Ordering a beer at your friendly neighborhood bar these days can feel a bit like walking into a bookstore in another country—there’s a whole lot of options, but it all feels a bit foreign. We’ve gone from having just 89 beer breweries in the United States in 1978 to over 5,300 today—a staggering 5856% leap in just four decades.
I’m certainly not one to complain about lots of options when it comes to beer. In fact, I’ll wear the mantle of “Beer Snob” with pride. But like many people, I don’t actually know much about beer— just that the stuff the microbreweries are making tastes a thousand times better than the yellow swill churned out by the big players in today’s beer game.
I have no idea what I’m ordering many times. If a bar doesn’t carry one of my favorites (what up Sixpoint and Sweetwater), I’ll pick based on whichever brew has the most clever name.
Or whichever beer has the coolest tap handle.
With over 5,000 craft breweries scattered across the country, each making a wide range of beers for all sorts of preferences, beer tap handles are experiencing their own sort of renaissance. Tap handles give breweries a chance to stand out and be noticed. But designing these handles is no easy task.
For one, tap handles have to communicate an insane amount of information in a very limited space—a space crowded with others trying to stand above the noise, too. A good tap handle will not only tell you what brewery a beer comes from, but it will also tell you about the type of beer it is, hint at the flavor, and tell you something about the brand of that particular brewery. It needs to be immediately recognizable, yet unique and original enough to stand out at a crowded bar.
How does one even begin to design under those constraints?
To answer that question, I turned to Anthony Garzzona—Senior Designer at Taphandles, a Seattle-based firm that designs and produces tap handles, LED signs, and other creative products for microbreweries, distilleries, cideries, and wineries across the country.
Designing custom beer tap handles is certainly the type of job that turns heads during a conversation. Garzzona studied industrial design in school, and after a brief stint designing shoes for a major brand, decided to interview at Taphandles.
“It was one of the most interesting interviews I’ve ever had,” says Garzzona. “It involved showing my portfolio on top of a wooden beer barrel followed by a ping-pong game with my future manager.”

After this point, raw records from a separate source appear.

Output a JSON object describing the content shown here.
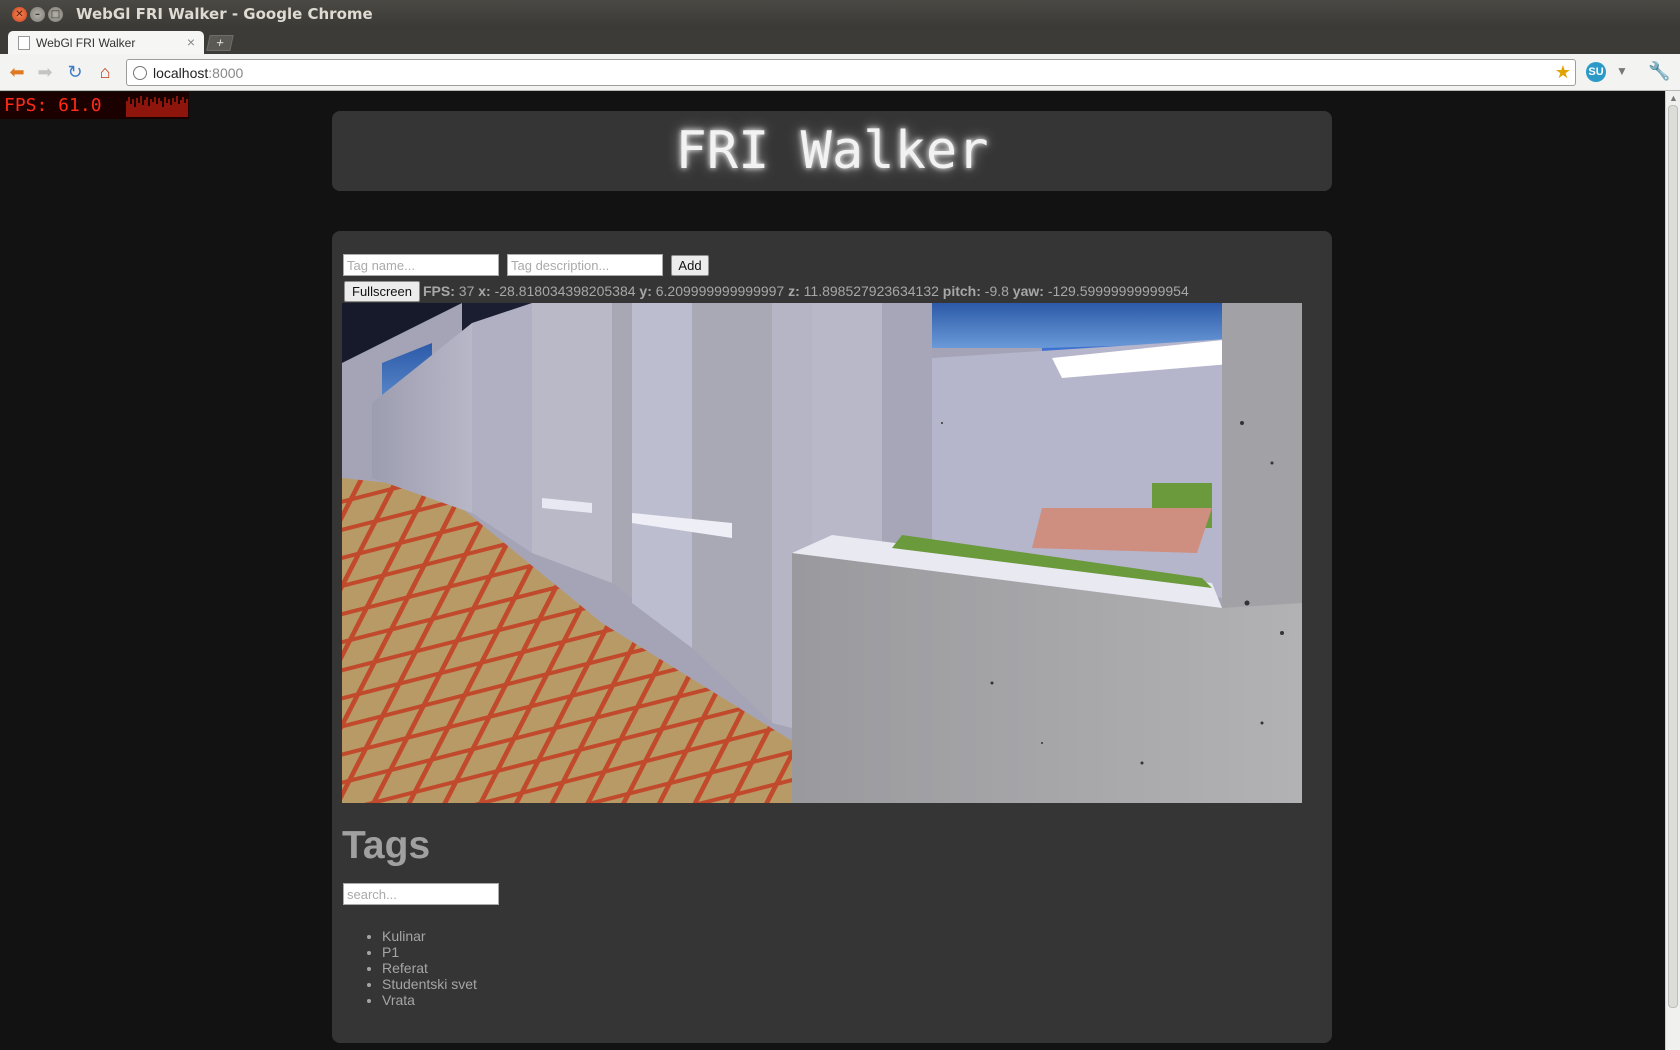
{
  "window": {
    "title": "WebGl FRI Walker - Google Chrome"
  },
  "tab": {
    "label": "WebGl FRI Walker",
    "close": "×",
    "new_tab": "+"
  },
  "browser": {
    "url_host": "localhost",
    "url_port": ":8000",
    "extension_badge": "SU"
  },
  "fps_overlay": {
    "text": "FPS:  61.0"
  },
  "page": {
    "title": "FRI Walker"
  },
  "tag_form": {
    "name_placeholder": "Tag name...",
    "description_placeholder": "Tag description...",
    "add_label": "Add"
  },
  "controls": {
    "fullscreen_label": "Fullscreen"
  },
  "status": {
    "fps_label": "FPS:",
    "fps": "37",
    "x_label": "x:",
    "x": "-28.818034398205384",
    "y_label": "y:",
    "y": "6.209999999999997",
    "z_label": "z:",
    "z": "11.898527923634132",
    "pitch_label": "pitch:",
    "pitch": "-9.8",
    "yaw_label": "yaw:",
    "yaw": "-129.59999999999954"
  },
  "tags": {
    "heading": "Tags",
    "search_placeholder": "search...",
    "items": [
      "Kulinar",
      "P1",
      "Referat",
      "Studentski svet",
      "Vrata"
    ]
  },
  "colors": {
    "fps_red": "#ff2a18",
    "panel": "#353535",
    "page_bg": "#121212",
    "wall": "#a9a9b7",
    "floor_tile": "#b89a66",
    "floor_grout": "#c24a2c",
    "sky": "#3a6ec0",
    "grass": "#6b9a3c"
  }
}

Going from shoes to handles feels, on the surface at least, like a bit of a leap. But industrial design encompasses a huge range of mediums and fields, and there’s more crossover between the two than you might initially realize.

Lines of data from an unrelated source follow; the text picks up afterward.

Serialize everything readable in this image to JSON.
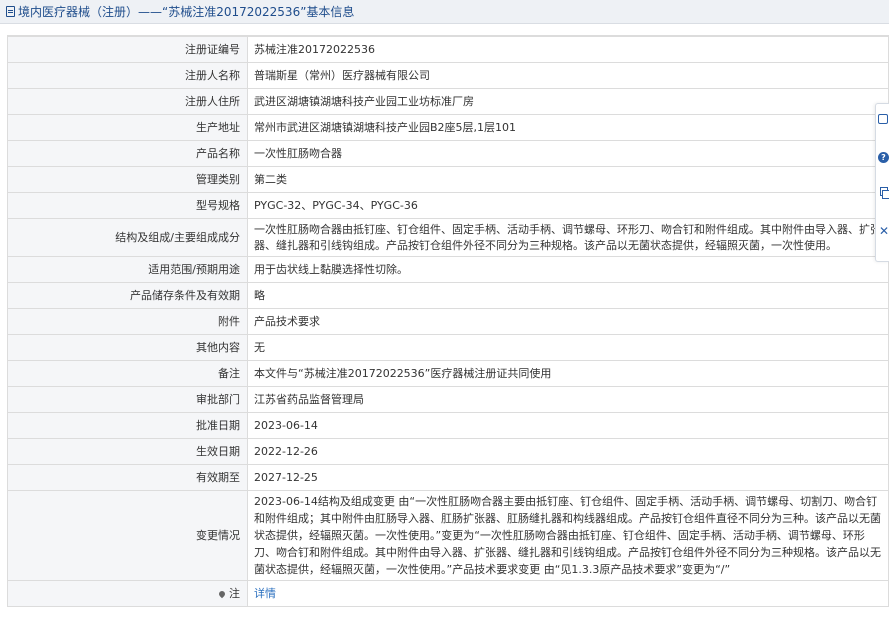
{
  "header": {
    "title": "境内医疗器械（注册）——“苏械注准20172022536”基本信息"
  },
  "rows": [
    {
      "label": "注册证编号",
      "value": "苏械注准20172022536"
    },
    {
      "label": "注册人名称",
      "value": "普瑞斯星（常州）医疗器械有限公司"
    },
    {
      "label": "注册人住所",
      "value": "武进区湖塘镇湖塘科技产业园工业坊标准厂房"
    },
    {
      "label": "生产地址",
      "value": "常州市武进区湖塘镇湖塘科技产业园B2座5层,1层101"
    },
    {
      "label": "产品名称",
      "value": "一次性肛肠吻合器"
    },
    {
      "label": "管理类别",
      "value": "第二类"
    },
    {
      "label": "型号规格",
      "value": "PYGC-32、PYGC-34、PYGC-36"
    },
    {
      "label": "结构及组成/主要组成成分",
      "value": "一次性肛肠吻合器由抵钉座、钉仓组件、固定手柄、活动手柄、调节螺母、环形刀、吻合钉和附件组成。其中附件由导入器、扩张器、缝扎器和引线钩组成。产品按钉仓组件外径不同分为三种规格。该产品以无菌状态提供，经辐照灭菌，一次性使用。"
    },
    {
      "label": "适用范围/预期用途",
      "value": "用于齿状线上黏膜选择性切除。"
    },
    {
      "label": "产品储存条件及有效期",
      "value": "略"
    },
    {
      "label": "附件",
      "value": "产品技术要求"
    },
    {
      "label": "其他内容",
      "value": "无"
    },
    {
      "label": "备注",
      "value": "本文件与“苏械注准20172022536”医疗器械注册证共同使用"
    },
    {
      "label": "审批部门",
      "value": "江苏省药品监督管理局"
    },
    {
      "label": "批准日期",
      "value": "2023-06-14"
    },
    {
      "label": "生效日期",
      "value": "2022-12-26"
    },
    {
      "label": "有效期至",
      "value": "2027-12-25"
    },
    {
      "label": "变更情况",
      "value": "2023-06-14结构及组成变更 由“一次性肛肠吻合器主要由抵钉座、钉仓组件、固定手柄、活动手柄、调节螺母、切割刀、吻合钉和附件组成；其中附件由肛肠导入器、肛肠扩张器、肛肠缝扎器和构线器组成。产品按钉仓组件直径不同分为三种。该产品以无菌状态提供，经辐照灭菌。一次性使用。”变更为“一次性肛肠吻合器由抵钉座、钉仓组件、固定手柄、活动手柄、调节螺母、环形刀、吻合钉和附件组成。其中附件由导入器、扩张器、缝扎器和引线钩组成。产品按钉仓组件外径不同分为三种规格。该产品以无菌状态提供，经辐照灭菌，一次性使用。”产品技术要求变更 由“见1.3.3原产品技术要求”变更为“/”"
    }
  ],
  "note": {
    "label": "注",
    "link_text": "详情"
  },
  "sidebar": {
    "icons": [
      "edit-icon",
      "help-icon",
      "copy-icon",
      "close-icon"
    ]
  }
}
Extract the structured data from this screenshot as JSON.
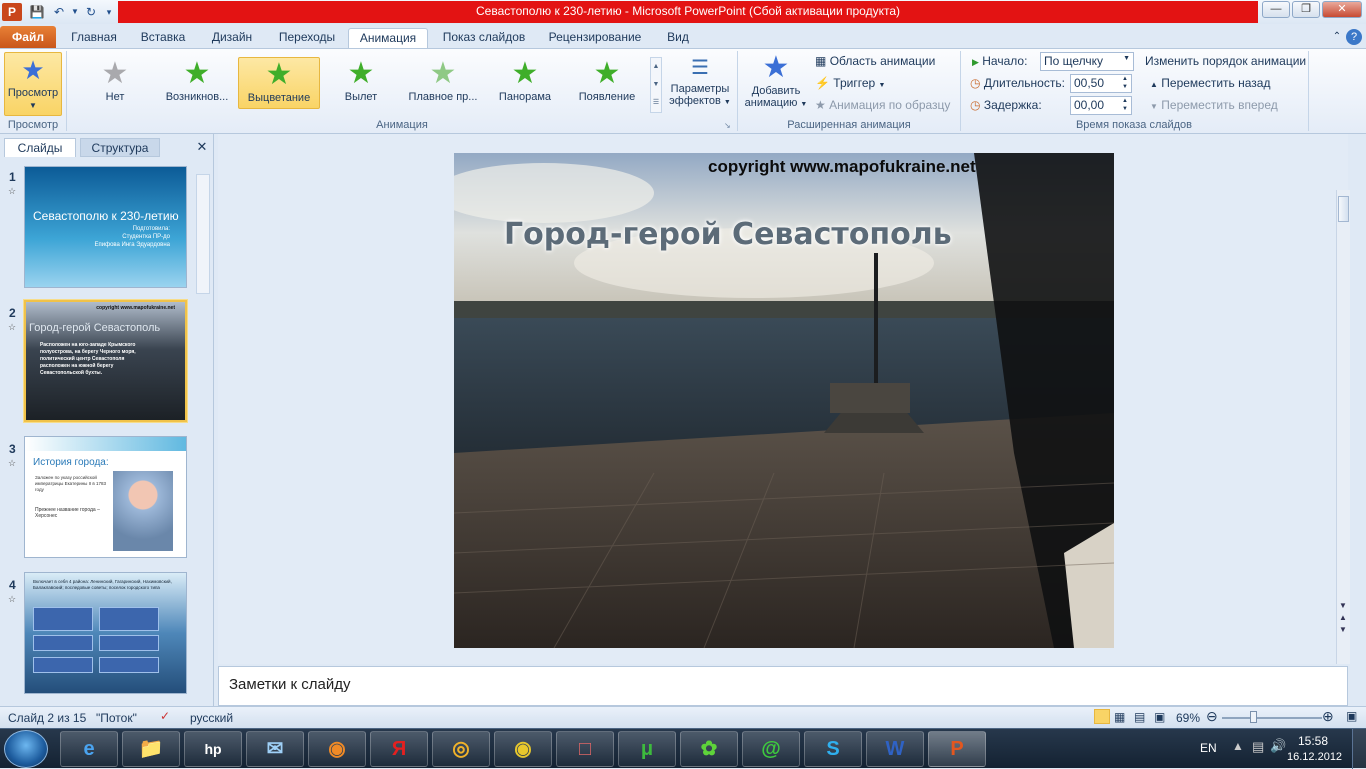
{
  "window": {
    "title": "Севастополю к 230-летию  -  Microsoft PowerPoint (Сбой активации продукта)"
  },
  "tabs": [
    "Файл",
    "Главная",
    "Вставка",
    "Дизайн",
    "Переходы",
    "Анимация",
    "Показ слайдов",
    "Рецензирование",
    "Вид"
  ],
  "active_tab": "Анимация",
  "ribbon": {
    "preview": {
      "label": "Просмотр",
      "group": "Просмотр"
    },
    "animation_group": "Анимация",
    "gallery": [
      "Нет",
      "Возникнов...",
      "Выцветание",
      "Вылет",
      "Плавное пр...",
      "Панорама",
      "Появление"
    ],
    "selected_effect": "Выцветание",
    "effect_params": {
      "line1": "Параметры",
      "line2": "эффектов"
    },
    "advanced": {
      "group": "Расширенная анимация",
      "add_line1": "Добавить",
      "add_line2": "анимацию",
      "pane": "Область анимации",
      "trigger": "Триггер",
      "painter": "Анимация по образцу"
    },
    "timing": {
      "group": "Время показа слайдов",
      "start_label": "Начало:",
      "start_value": "По щелчку",
      "duration_label": "Длительность:",
      "duration_value": "00,50",
      "delay_label": "Задержка:",
      "delay_value": "00,00",
      "reorder": "Изменить порядок анимации",
      "move_back": "Переместить назад",
      "move_forward": "Переместить вперед"
    }
  },
  "left_pane": {
    "tabs": [
      "Слайды",
      "Структура"
    ],
    "slides": [
      {
        "num": "1",
        "title": "Севастополю к 230-летию",
        "sub1": "Подготовила:",
        "sub2": "Студентка ПР-до",
        "sub3": "Епифова Инга Эдуардовна"
      },
      {
        "num": "2",
        "watermark": "copyright www.mapofukraine.net",
        "title": "Город-герой Севастополь",
        "body": "Расположен на юго-западе Крымского полуострова, на берегу Черного моря, политический центр Севастополя расположен на южной берегу Севастопольской бухты."
      },
      {
        "num": "3",
        "title": "История города:",
        "b1": "Заложен по указу российской императрицы Екатерины II в 1783 году",
        "b2": "Прежнее название города – Херсонес"
      },
      {
        "num": "4",
        "body": "Включает в себя 4 района: Ленинский, Гагаринский, Нахимовский, Балаклавский; последовые советы; поселок городского типа"
      }
    ]
  },
  "slide": {
    "watermark": "copyright www.mapofukraine.net",
    "title": "Город-герой Севастополь"
  },
  "notes_placeholder": "Заметки к слайду",
  "status": {
    "slide": "Слайд 2 из 15",
    "theme": "\"Поток\"",
    "lang": "русский",
    "zoom": "69%"
  },
  "taskbar": {
    "lang": "EN",
    "time": "15:58",
    "date": "16.12.2012"
  },
  "colors": {
    "titlebar_red": "#e31313",
    "file_tab": "#d96a27",
    "selected_gallery": "#f9d466"
  }
}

“Even though they’re seemingly separate things, there’s still plenty of crossover,” says Garzzona. “The form language that you get with a shoe and a handle is similar. Say you’re designing a sweet Nike shoe or a sexy stiletto—the sleek form you have there is going to be really similar to what you might put into a handle for a brewery that is looking for a premium aesthetic.”